Turner have been making DHR frames for a decade. This latest incarnation has been in the pipeline for a few years and features a new DW-Link based suspension design. It comes wrapped in hype and no small amount of excitement.
Ride & handling: Light and stiff with good angles, but suspension setup is tricky
The DHR’s race pedigree is instantly apparent thanks to the low 13.5in bottom bracket height, slack 63-degree head angle and 1,219mm long wheelbase. It took a little while to get the rear end of the bike feeling spot-on. We had to do a fair bit of spring rate and compression damping adjustment until we finally settled on running the Elka Stage 5 shock with slightly less compression and a slightly heavier spring rate.
There still seemed to be an almost regressive overall feel as the bike went through its travel, which is why we tried a heavier spring – otherwise we encountered a tendency to blow through around the last quarter of travel and bottom-out on sharper compressions, with a slightly odd sinking feeling occurring around halfway through the travel.
We tried a Fox shock in the bike too, but it didn’t feel as responsive as the Elka, and even after fiddling with the spring rate again, the overall feel through the stroke was the same, which wasn’t ideal. All that aside, chain related forces didn’t seem to get in the way of the suspension eating up the trail, and the slack head angle keeps the bike super-stable at speed.
This was helped by the low bottom bracket, which gave the feeling of being ‘in’ the bike, rather than on it, and really inspired confidence. Despite the long wheelbase, the DHR still made corners without any hassle, and its light weight made controlling the bike easy, both on the ground and in the air. The frame is laterally very stiff and tracks well through even the roughest terrain.
Frame & equipment: Well thought out chassis with a wishlist build kit
The DHR has a 1.5in head tube, 83mm bottom bracket and 12x150mm rear end, as well as neat post mounts for the rear brake and ISCG 05 chainguide tabs. It puts out 210mm (8.3in) of travel through the DW-Link system, which has simultaneously-engineered anti-squat and wheel rate curves, making for plenty of grip while remaining pedal-friendly.

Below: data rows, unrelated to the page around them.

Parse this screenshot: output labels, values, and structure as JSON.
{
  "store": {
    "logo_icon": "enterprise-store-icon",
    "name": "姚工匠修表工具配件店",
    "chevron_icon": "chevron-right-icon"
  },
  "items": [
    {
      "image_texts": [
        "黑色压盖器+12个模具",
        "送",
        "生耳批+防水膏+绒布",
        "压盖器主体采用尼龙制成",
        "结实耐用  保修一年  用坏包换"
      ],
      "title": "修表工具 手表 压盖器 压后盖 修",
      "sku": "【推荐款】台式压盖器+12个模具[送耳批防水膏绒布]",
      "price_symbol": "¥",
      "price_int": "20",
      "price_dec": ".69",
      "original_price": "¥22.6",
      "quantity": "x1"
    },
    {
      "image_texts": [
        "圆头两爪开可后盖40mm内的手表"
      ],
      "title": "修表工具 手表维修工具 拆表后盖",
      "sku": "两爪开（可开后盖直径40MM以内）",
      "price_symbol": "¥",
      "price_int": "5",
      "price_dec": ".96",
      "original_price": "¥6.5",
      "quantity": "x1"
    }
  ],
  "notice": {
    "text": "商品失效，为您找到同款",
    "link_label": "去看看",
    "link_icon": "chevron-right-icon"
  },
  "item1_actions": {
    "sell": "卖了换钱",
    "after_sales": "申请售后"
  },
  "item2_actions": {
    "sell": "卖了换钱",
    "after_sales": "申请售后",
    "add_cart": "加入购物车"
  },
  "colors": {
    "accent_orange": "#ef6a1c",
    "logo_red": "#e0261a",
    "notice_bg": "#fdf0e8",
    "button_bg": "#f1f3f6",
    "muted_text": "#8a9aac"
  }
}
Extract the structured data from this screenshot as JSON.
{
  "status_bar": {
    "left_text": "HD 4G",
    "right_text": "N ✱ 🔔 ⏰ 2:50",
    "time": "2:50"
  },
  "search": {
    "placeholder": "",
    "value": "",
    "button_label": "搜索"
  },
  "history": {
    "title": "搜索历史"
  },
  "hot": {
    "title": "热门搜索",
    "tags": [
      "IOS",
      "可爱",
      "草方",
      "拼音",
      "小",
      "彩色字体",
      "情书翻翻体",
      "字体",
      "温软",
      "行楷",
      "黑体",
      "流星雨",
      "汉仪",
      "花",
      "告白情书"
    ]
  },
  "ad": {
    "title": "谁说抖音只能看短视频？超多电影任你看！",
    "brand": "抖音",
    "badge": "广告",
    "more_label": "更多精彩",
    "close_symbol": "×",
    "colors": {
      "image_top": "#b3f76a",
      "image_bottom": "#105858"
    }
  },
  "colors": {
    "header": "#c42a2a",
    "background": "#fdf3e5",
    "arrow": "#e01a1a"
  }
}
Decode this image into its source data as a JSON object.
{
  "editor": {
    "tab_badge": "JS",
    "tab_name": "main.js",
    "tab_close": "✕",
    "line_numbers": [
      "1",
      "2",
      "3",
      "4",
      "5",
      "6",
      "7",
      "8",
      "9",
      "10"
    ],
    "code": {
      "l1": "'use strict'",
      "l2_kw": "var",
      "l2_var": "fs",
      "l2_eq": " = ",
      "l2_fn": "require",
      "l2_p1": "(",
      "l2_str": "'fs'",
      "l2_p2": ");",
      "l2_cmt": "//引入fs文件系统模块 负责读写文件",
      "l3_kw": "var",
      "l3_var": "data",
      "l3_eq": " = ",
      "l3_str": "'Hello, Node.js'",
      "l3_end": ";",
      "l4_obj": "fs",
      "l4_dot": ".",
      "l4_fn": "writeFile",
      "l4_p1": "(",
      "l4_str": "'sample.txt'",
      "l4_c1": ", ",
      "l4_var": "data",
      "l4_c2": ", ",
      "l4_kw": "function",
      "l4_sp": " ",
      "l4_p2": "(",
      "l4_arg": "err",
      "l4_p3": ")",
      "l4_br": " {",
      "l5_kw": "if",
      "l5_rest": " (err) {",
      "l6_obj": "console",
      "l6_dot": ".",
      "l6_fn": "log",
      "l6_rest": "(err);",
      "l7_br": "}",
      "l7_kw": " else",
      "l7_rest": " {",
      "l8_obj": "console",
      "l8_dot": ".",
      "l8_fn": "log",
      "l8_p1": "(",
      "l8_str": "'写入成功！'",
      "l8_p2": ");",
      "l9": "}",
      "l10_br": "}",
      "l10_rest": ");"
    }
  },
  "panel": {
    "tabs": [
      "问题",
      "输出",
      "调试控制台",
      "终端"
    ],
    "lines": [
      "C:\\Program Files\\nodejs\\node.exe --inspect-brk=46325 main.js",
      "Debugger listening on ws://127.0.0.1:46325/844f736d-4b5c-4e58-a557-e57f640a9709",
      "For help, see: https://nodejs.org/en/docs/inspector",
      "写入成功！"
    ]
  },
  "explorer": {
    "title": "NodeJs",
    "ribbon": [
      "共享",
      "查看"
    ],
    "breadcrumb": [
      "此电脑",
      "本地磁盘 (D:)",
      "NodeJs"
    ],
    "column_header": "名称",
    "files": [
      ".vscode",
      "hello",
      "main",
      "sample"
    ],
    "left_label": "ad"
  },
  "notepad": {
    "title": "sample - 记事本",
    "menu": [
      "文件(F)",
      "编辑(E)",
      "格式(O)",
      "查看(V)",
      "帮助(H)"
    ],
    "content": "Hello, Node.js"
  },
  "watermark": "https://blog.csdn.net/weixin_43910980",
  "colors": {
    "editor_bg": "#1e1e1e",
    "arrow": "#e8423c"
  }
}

The frame has clean lines and has obviously been well thought through, even down to grease nipples on the special high-loading Journal bearings. Our (large size) test chassis was built up with an Elka Stage 5 shock, RockShox Boxxer World Cup fork and Mavic’s Deemax Ultimate wheelset – this is a truly top-end build kit. It was also shod with e*thirteen DH cranks and SRS+ chainguide, feeding the chain to a Shimano XTR mech, controlled by a Deore XT shifter.
For more on the DHR, check out the video we filmed earlier this year: